The hardest thing about moving to Israel from the United States has been dealing with the fact that by moving here I have put my children in physical and moral danger. Of course I know that danger lurks everywhere — car accidents, cancer-causing pollutants, violent criminals. When I am in a mall in Israel with my kids I worry about them being blown up, whereas when I am in a mall with my kids in the U.S. I worry about them being abducted. Different place, different dangers. I know that.
Is living in any country morally neutral? America was built on the backs of slaughtered natives; when I lived in New York, I regularly had to walk by homeless people. When I lived in Washington, D.C., the line between black D.C. and white D.C. reminded me of East and West Jerusalem. Growing up in suburban New York, I went to an Orthodox Jewish day school and summer camp; I did not have non-Orthodox Jews in my social circle, let alone non-Jews. Though we had some Christian white neighbors, there were no blacks, Asians or Hispanics and certainly no Muslims.
While I am unhappy with the segregated reality in Israel, at least there are some Muslim and Christian Arab kids in my children’s school, and we send the kids on Arab-Jewish interfaith summer programs. We live in Lower Galilee in a highly Palestinian and Arab-Israeli-populated area, so interact daily with Arabs. My children learn Arabic in school, and we make an effort to socialize with Arabs. My kids are, without a doubt, less Arab-phobic than their peers in Jewish day schools in the U.S.
This is what I have been telling myself since we moved here 15 years ago.
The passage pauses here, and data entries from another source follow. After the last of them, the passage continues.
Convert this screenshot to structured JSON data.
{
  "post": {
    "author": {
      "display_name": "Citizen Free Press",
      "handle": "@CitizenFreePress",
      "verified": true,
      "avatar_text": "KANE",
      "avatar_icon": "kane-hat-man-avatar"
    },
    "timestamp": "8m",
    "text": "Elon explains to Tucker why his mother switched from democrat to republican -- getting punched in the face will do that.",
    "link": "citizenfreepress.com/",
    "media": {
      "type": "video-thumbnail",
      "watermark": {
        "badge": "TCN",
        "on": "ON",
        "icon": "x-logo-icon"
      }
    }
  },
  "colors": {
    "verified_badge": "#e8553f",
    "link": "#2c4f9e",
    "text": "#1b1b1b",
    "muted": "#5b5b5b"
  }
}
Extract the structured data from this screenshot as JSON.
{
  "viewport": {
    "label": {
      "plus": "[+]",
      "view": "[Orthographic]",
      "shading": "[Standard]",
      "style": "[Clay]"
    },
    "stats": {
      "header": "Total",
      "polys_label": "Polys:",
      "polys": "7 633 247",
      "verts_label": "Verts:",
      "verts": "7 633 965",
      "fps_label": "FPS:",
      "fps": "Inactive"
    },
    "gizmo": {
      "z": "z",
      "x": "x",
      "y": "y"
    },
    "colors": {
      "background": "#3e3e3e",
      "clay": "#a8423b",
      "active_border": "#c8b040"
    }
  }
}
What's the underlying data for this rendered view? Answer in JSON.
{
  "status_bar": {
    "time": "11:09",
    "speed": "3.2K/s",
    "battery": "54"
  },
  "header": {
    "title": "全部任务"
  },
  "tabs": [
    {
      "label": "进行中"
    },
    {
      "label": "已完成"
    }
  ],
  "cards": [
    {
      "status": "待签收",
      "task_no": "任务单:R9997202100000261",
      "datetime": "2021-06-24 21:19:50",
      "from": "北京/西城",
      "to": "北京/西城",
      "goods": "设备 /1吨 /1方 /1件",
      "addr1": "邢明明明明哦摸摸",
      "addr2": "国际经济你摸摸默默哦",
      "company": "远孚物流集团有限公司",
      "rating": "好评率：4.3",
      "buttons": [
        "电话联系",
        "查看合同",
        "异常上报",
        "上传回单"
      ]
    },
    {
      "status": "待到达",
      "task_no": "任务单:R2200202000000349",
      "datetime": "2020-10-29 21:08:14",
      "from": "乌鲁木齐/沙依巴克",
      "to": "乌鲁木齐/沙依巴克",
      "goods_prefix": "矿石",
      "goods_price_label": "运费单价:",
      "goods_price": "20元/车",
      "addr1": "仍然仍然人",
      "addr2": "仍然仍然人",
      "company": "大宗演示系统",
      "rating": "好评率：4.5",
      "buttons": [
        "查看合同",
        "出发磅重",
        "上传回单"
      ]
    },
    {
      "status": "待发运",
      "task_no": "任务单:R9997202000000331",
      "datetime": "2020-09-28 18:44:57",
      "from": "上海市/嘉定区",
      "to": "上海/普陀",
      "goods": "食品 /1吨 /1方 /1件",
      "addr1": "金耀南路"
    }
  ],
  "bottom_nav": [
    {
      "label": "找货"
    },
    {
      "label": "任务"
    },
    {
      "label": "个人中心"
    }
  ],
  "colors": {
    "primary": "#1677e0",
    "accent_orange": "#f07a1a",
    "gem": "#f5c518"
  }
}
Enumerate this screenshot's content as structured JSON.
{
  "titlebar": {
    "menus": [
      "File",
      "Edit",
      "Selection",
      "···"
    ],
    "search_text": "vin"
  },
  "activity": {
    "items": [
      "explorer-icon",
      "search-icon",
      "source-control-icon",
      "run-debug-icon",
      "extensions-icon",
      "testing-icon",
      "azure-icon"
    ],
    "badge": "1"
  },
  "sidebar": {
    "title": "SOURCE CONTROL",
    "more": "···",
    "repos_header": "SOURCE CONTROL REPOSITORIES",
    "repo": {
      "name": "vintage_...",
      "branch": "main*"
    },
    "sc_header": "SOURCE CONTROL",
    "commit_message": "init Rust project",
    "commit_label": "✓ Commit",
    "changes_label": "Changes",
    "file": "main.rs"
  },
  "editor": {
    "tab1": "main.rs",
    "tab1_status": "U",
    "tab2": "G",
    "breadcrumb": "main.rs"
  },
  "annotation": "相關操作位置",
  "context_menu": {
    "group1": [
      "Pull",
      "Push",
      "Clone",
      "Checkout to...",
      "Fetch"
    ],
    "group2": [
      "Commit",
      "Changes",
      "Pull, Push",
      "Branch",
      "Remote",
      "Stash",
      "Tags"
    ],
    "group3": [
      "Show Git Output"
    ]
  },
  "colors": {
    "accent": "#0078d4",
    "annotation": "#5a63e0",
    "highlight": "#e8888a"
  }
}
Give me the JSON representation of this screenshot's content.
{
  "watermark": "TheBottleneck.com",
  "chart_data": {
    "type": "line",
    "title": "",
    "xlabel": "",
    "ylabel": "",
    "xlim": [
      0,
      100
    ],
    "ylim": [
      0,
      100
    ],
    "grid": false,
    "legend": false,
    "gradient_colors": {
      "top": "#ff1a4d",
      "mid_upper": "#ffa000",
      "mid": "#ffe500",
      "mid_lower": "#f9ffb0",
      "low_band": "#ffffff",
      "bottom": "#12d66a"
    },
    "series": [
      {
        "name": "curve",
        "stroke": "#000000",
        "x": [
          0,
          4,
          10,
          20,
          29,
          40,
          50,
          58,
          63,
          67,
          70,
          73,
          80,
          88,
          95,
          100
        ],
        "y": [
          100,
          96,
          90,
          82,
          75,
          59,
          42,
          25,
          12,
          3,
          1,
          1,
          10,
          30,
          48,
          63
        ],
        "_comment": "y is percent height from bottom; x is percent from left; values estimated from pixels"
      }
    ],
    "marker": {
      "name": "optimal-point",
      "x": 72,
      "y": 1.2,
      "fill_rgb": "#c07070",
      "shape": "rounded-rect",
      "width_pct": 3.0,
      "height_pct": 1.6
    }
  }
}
Through the second intifada and the ongoing war with the Palestinians, collecting our gas masks and setting up our safe room, the second Lebanon War, missile attacks on Sderot — and all of this while Israel continued to occupy the Palestinian Territories and oppress and demoralize millions of people.
Reality hit when my oldest, my daughter Michal, received her first draft notice. I could no longer convince myself there would be peace before my kids had to serve. But she has no interest in being one of the few women serving in combat, so while army life may be challenging for a young woman who was brought up in a left wing and highly individualistic home, hopefully some of the values we tried to pass on about living in and serving the community will help her get through.
Then came the real blow.
My 16-year-old son, Adin, announced recently at the Shabbat table that he wants to be a combat soldier when it comes his time to serve.
I should not have been surprised, since the high school where he studies, Nahalal, is known to supply a steady flow of combat soldiers in high-ranking units.
Nevertheless, Adin has never struck me as a risk-taking teenager; and he spends most of his spare time in front of the computer screen or at his drum set, not working out or going to a nationalist youth group. I had assumed he would prefer to sit at a desk than in a tank, and hold a pen, not a gun. His announcement caught me by surprise.
Lengthy discussion ensued. It was pretty much me against my husband and most of my children. “Ima, how hypocritical of you!” Adin argued. “You moved to Israel, and now you tell me to shirk my army duty!”
“Someone has to be in combat,” Michal added. “How can you say that Adin should get out of it if he can while others fight in his place?”
My husband Jacob: “Are you saying that no one should serve? That we should not have an army? If so, okay. But even then, that is you and not Adin. If he were a pacifist, he could make that claim. But he is not. He wants to serve. So how can you tell him not to?”
I explained that I think Israeli society holds combat duty up as the most valued type of national service, rather than presenting a variety of options of service as equally commendable. There are so many areas in which our country needs volunteers, so why push as many 18-year-old, naïve, easily-tarnished, easily-traumatized and not necessarily morally sophisticated young men as possible into combat duty?
But this was not about rational argument. This was about emotion. Mine. As his mother, I told him, I would do what I could to prevent him from being in a combat unit. I would make sure the army knew about his chronic ingrown toenail! How could they expect him to be out on the front lines with an infected toe nail that refused to heal?! All of my emotional ranting did not help change my son’s mind. It probably reinforced his original position.
Two weeks later, news came of Gilad Shalit’s release. A few days after that, he was in his parents’ arms. Unbelievable! I cry easily, but my macho future soldier Adin also had tears in his eyes. It was clear to even those against the swap of over 1,000 Palestinian prisoners for one Israeli prisoner, that Gilad’s parents had won the battle to free their son at all cost. People could criticize Prime Minister Netanyahu or the Cabinet, but no one could criticize parents for protecting their child.
“You see,” I pointed out to Adin. “If you can understand why Gilad’s parents pushed for this swap, you can understand why I don’t want you to serve in combat. It’s not rational. It’s not about my left wing political opinions or the fact that I am not a native Israeli. It’s because I am your mother. I am simply doing my job.”